▶ LISTED ENTRIES:
=== Section Start ===

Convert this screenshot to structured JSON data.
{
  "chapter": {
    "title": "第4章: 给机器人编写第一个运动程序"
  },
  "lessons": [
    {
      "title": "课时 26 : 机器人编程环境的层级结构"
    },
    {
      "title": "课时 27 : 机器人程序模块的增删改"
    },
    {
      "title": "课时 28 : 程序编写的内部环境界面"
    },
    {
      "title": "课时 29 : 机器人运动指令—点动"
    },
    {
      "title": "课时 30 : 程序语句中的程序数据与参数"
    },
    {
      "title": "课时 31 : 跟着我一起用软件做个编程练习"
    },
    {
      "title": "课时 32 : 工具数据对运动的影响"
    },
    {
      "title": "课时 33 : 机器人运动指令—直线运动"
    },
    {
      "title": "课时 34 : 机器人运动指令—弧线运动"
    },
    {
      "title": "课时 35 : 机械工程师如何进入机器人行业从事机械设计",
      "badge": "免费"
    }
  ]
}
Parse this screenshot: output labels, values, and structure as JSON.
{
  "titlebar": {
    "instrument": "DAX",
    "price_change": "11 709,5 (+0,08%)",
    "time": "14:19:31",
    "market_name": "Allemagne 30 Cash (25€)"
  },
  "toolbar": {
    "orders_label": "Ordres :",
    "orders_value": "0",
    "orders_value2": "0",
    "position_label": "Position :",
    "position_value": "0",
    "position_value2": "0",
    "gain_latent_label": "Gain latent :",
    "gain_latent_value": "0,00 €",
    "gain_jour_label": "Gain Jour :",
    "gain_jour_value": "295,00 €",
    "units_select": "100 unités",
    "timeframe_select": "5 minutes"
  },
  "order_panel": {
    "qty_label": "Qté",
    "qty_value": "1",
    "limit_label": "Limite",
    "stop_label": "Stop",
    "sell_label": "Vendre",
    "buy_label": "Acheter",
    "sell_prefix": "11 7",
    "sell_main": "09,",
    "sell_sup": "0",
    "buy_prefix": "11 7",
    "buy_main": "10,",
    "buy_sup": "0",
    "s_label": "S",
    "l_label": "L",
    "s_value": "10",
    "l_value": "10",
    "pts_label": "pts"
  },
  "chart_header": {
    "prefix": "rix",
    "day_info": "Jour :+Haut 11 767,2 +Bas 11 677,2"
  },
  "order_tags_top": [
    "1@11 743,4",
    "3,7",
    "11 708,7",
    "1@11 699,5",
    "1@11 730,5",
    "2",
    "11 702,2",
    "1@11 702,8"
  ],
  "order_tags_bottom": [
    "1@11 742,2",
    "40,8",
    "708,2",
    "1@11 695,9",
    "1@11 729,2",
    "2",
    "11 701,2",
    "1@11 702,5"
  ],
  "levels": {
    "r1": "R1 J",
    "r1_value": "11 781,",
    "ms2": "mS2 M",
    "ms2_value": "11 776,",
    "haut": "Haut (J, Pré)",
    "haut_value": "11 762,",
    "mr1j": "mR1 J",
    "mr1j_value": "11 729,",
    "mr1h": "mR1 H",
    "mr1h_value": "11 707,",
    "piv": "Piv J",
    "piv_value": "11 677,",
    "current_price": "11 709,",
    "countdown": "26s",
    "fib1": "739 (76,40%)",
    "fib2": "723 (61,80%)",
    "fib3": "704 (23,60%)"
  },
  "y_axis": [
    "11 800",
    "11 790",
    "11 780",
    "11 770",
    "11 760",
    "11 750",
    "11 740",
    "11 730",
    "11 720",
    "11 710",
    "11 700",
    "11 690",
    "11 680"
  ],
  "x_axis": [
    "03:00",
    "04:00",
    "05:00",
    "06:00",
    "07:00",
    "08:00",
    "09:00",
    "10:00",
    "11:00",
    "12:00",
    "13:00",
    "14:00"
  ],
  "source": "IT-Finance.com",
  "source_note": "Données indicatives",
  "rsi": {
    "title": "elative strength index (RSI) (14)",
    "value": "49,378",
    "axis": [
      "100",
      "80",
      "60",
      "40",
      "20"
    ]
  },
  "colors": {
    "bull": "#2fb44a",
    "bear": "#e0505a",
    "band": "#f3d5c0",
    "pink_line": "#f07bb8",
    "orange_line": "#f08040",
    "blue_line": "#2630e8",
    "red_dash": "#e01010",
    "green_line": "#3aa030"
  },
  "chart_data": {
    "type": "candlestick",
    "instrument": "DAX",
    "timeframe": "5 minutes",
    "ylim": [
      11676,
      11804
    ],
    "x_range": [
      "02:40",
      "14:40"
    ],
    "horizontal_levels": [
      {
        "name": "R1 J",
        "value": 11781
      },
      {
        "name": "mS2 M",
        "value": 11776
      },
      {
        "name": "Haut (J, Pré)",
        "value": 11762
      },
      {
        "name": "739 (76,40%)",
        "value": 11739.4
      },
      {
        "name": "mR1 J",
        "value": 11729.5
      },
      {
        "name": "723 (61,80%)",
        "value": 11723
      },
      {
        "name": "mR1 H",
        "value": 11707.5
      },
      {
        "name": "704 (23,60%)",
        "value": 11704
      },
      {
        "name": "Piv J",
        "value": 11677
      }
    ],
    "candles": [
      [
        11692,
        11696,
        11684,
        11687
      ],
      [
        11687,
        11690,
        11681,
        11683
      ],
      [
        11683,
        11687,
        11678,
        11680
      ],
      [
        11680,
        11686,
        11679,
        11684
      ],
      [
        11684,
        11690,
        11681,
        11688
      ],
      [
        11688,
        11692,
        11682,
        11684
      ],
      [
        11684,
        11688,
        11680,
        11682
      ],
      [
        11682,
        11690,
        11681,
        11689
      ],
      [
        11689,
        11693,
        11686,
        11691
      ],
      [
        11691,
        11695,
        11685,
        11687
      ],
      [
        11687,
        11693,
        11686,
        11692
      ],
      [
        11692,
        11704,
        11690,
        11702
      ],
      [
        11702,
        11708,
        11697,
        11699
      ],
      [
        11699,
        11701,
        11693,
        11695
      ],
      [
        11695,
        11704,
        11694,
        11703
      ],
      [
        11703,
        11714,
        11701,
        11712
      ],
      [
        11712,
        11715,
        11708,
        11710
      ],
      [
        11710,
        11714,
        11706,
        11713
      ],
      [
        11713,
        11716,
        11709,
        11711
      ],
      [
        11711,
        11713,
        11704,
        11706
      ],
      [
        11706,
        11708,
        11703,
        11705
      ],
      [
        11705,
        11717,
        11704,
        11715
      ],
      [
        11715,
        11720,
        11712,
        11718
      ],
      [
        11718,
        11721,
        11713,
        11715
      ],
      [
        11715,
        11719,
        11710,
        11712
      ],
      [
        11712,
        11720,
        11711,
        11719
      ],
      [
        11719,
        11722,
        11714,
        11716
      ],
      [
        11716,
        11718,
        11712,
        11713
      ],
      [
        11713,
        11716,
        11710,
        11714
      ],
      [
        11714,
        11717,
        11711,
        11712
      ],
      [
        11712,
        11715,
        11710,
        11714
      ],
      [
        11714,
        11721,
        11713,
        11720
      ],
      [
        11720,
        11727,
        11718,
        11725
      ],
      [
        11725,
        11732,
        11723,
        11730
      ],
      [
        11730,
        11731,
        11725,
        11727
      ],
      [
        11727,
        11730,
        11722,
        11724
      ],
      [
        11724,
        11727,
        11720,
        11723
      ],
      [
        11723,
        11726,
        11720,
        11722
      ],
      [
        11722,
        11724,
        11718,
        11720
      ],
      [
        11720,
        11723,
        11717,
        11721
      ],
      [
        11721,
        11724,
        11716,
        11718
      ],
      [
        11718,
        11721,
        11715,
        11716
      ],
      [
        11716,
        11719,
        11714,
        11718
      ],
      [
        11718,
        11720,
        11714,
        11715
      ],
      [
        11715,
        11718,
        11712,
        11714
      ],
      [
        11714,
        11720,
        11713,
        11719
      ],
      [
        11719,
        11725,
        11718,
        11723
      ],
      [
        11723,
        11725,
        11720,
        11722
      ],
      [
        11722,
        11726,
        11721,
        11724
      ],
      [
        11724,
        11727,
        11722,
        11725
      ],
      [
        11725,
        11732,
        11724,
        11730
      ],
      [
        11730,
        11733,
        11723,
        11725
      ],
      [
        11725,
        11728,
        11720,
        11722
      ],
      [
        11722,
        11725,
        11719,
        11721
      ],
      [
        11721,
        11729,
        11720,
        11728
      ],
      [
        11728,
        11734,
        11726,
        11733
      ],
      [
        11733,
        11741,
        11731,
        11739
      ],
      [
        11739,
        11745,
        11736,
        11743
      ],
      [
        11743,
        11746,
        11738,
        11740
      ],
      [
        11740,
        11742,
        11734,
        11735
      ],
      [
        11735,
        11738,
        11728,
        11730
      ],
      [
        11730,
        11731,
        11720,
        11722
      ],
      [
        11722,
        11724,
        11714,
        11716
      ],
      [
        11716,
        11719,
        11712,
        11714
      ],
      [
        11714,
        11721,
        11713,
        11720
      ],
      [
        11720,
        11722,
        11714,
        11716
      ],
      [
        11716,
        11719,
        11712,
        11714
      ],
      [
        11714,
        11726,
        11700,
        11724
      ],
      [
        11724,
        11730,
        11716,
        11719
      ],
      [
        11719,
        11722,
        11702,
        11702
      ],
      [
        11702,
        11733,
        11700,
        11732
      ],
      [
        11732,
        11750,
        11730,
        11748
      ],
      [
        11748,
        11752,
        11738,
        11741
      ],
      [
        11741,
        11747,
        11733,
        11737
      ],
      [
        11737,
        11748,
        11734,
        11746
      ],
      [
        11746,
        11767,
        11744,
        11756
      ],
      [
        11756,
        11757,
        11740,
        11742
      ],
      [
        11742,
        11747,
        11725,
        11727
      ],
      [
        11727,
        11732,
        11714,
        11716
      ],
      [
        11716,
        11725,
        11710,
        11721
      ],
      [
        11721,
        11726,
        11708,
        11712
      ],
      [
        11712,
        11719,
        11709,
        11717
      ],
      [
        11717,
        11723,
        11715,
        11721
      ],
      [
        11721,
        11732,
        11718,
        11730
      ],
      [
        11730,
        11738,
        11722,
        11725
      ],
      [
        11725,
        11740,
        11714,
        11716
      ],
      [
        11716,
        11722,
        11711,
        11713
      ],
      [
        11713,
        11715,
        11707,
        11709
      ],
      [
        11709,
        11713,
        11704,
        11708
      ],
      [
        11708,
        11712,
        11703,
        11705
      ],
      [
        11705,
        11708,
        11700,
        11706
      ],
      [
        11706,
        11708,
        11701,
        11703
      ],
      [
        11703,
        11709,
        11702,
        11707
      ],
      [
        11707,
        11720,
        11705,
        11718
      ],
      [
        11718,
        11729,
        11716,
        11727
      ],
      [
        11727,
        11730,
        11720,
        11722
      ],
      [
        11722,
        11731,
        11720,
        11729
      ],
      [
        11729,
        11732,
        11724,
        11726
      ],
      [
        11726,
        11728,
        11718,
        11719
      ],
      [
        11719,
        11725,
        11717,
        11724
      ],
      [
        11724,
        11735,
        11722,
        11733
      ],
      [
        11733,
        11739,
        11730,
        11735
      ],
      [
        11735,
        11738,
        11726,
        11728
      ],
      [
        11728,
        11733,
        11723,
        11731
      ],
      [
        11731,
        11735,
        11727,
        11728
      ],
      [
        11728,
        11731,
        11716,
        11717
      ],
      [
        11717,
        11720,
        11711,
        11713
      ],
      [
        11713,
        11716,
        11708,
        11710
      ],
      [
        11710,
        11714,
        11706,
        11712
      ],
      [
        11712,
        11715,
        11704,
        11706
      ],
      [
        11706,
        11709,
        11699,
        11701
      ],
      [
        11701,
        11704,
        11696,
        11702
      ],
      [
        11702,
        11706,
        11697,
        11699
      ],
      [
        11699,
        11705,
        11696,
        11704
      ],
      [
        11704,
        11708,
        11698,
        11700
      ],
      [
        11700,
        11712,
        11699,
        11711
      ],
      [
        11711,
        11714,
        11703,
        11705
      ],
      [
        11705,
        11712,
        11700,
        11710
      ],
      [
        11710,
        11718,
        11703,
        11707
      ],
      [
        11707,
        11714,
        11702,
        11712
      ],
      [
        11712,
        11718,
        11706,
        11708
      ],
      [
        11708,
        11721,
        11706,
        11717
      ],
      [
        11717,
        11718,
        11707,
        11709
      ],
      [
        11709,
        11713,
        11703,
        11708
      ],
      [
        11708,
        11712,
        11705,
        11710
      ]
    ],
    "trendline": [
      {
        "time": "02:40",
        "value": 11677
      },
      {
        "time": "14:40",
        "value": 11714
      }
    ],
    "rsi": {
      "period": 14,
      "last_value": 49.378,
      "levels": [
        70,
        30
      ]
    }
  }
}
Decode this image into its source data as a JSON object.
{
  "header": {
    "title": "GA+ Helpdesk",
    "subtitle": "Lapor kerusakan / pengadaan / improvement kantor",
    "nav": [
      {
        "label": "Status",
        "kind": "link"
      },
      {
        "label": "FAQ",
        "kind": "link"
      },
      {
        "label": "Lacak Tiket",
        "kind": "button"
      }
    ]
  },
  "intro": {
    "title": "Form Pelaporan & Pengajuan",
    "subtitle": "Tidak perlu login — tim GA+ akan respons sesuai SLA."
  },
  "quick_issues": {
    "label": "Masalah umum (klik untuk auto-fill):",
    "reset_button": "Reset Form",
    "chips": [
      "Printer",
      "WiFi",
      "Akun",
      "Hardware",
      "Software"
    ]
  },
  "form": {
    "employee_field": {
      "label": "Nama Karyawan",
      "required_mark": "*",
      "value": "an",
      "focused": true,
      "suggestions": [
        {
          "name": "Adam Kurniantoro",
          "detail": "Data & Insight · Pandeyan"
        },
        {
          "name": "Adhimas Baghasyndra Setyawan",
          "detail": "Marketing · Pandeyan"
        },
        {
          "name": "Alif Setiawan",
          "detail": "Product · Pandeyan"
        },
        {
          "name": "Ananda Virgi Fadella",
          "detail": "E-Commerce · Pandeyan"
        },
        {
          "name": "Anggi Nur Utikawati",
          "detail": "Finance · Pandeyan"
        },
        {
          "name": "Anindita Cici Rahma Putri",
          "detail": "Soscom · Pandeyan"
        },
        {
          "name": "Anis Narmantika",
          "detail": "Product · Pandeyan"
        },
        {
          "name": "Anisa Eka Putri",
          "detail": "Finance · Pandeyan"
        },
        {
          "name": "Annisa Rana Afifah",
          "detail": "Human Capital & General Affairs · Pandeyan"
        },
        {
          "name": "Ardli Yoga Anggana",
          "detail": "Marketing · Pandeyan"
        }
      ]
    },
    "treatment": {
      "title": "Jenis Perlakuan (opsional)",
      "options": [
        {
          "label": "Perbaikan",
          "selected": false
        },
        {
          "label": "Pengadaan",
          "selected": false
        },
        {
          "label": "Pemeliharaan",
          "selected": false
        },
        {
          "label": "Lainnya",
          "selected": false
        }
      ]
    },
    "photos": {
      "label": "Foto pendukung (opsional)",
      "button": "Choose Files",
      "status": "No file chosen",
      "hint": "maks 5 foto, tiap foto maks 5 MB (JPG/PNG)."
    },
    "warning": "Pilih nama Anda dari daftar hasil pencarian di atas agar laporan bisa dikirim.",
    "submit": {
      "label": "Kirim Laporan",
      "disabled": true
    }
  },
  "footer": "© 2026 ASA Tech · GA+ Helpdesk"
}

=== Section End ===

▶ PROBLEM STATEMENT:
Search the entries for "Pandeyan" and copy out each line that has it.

▶ EXERCISE ANSWER:
          "detail": "Data & Insight · Pandeyan"
          "detail": "Marketing · Pandeyan"
          "detail": "Product · Pandeyan"
          "detail": "E-Commerce · Pandeyan"
          "detail": "Finance · Pandeyan"
          "detail": "Soscom · Pandeyan"
          "detail": "Product · Pandeyan"
          "detail": "Finance · Pandeyan"
          "detail": "Human Capital & General Affairs · Pandeyan"
          "detail": "Marketing · Pandeyan"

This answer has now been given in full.